[Stored items]
★ ★ ★ ★ ★
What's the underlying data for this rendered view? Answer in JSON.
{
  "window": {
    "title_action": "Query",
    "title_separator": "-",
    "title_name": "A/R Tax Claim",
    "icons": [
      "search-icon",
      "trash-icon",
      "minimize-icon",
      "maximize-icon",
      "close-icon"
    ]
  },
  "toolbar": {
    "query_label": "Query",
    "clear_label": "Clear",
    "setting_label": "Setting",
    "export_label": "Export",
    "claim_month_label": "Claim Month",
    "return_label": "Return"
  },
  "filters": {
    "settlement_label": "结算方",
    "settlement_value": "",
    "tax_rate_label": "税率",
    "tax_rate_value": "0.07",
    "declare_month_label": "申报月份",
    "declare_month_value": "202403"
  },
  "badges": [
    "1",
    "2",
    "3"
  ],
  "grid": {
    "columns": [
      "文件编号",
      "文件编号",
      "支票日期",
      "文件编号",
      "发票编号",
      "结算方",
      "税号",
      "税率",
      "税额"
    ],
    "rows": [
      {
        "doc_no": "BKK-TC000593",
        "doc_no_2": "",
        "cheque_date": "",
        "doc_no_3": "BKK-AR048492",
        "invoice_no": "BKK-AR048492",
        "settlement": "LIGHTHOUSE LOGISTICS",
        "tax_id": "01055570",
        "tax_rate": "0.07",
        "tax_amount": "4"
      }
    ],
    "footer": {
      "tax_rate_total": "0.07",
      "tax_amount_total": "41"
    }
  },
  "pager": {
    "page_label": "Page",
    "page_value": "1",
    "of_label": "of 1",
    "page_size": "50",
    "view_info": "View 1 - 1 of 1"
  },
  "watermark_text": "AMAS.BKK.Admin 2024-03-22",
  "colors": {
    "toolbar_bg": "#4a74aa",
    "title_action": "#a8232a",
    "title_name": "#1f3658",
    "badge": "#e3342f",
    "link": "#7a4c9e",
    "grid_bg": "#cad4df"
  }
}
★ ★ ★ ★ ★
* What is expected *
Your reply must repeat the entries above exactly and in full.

* Exercise answer *
What's the underlying data for this rendered view? Answer in JSON.
{
  "window": {
    "title_action": "Query",
    "title_separator": "-",
    "title_name": "A/R Tax Claim",
    "icons": [
      "search-icon",
      "trash-icon",
      "minimize-icon",
      "maximize-icon",
      "close-icon"
    ]
  },
  "toolbar": {
    "query_label": "Query",
    "clear_label": "Clear",
    "setting_label": "Setting",
    "export_label": "Export",
    "claim_month_label": "Claim Month",
    "return_label": "Return"
  },
  "filters": {
    "settlement_label": "结算方",
    "settlement_value": "",
    "tax_rate_label": "税率",
    "tax_rate_value": "0.07",
    "declare_month_label": "申报月份",
    "declare_month_value": "202403"
  },
  "badges": [
    "1",
    "2",
    "3"
  ],
  "grid": {
    "columns": [
      "文件编号",
      "文件编号",
      "支票日期",
      "文件编号",
      "发票编号",
      "结算方",
      "税号",
      "税率",
      "税额"
    ],
    "rows": [
      {
        "doc_no": "BKK-TC000593",
        "doc_no_2": "",
        "cheque_date": "",
        "doc_no_3": "BKK-AR048492",
        "invoice_no": "BKK-AR048492",
        "settlement": "LIGHTHOUSE LOGISTICS",
        "tax_id": "01055570",
        "tax_rate": "0.07",
        "tax_amount": "4"
      }
    ],
    "footer": {
      "tax_rate_total": "0.07",
      "tax_amount_total": "41"
    }
  },
  "pager": {
    "page_label": "Page",
    "page_value": "1",
    "of_label": "of 1",
    "page_size": "50",
    "view_info": "View 1 - 1 of 1"
  },
  "watermark_text": "AMAS.BKK.Admin 2024-03-22",
  "colors": {
    "toolbar_bg": "#4a74aa",
    "title_action": "#a8232a",
    "title_name": "#1f3658",
    "badge": "#e3342f",
    "link": "#7a4c9e",
    "grid_bg": "#cad4df"
  }
}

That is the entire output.